WHAT THIS TASK INVOLVES: Among the records below, count the lines where "Emitter" occurs, and report that total alone.

DATA TO EXAMINE:
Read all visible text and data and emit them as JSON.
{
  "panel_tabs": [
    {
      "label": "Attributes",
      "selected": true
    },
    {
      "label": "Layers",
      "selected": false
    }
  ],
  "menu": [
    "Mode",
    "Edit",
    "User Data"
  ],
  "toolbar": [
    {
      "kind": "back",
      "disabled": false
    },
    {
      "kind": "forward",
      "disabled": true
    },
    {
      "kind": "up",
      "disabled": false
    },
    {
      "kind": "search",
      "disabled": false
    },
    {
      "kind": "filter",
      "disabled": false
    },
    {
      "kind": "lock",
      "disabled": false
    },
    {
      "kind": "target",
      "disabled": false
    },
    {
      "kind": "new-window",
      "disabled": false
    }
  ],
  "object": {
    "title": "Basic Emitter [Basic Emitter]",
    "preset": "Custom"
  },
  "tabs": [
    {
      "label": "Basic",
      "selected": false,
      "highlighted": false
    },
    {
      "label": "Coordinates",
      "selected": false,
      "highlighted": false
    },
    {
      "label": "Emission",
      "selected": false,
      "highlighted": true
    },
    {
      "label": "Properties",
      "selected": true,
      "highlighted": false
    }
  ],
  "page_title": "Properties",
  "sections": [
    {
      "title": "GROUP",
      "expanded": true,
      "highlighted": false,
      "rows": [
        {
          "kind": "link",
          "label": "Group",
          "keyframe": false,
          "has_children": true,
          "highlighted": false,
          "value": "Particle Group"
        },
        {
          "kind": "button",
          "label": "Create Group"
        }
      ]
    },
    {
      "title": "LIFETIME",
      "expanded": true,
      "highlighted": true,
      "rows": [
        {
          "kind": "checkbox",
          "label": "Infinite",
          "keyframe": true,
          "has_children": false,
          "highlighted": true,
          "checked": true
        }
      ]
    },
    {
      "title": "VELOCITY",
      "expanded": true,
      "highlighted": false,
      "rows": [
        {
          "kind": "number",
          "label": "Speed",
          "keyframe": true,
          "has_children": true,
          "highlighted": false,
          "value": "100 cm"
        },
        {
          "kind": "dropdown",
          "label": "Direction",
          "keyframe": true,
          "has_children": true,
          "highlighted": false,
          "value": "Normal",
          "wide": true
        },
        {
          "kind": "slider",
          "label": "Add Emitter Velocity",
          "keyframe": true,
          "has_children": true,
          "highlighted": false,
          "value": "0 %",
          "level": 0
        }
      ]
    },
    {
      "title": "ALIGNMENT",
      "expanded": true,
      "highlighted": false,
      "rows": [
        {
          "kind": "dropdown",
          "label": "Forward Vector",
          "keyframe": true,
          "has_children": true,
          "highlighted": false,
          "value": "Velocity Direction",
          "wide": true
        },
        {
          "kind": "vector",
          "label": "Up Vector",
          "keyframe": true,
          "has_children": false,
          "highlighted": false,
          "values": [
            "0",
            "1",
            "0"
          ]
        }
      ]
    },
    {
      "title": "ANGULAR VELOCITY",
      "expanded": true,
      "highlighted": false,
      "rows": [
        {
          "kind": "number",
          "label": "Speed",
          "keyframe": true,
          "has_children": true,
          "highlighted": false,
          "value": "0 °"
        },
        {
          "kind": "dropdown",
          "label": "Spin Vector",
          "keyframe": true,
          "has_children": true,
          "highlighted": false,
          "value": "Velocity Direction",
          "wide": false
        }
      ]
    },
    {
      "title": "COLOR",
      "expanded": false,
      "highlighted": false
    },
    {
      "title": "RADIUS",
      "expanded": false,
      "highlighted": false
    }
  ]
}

RESULT FOR THIS TASK: 2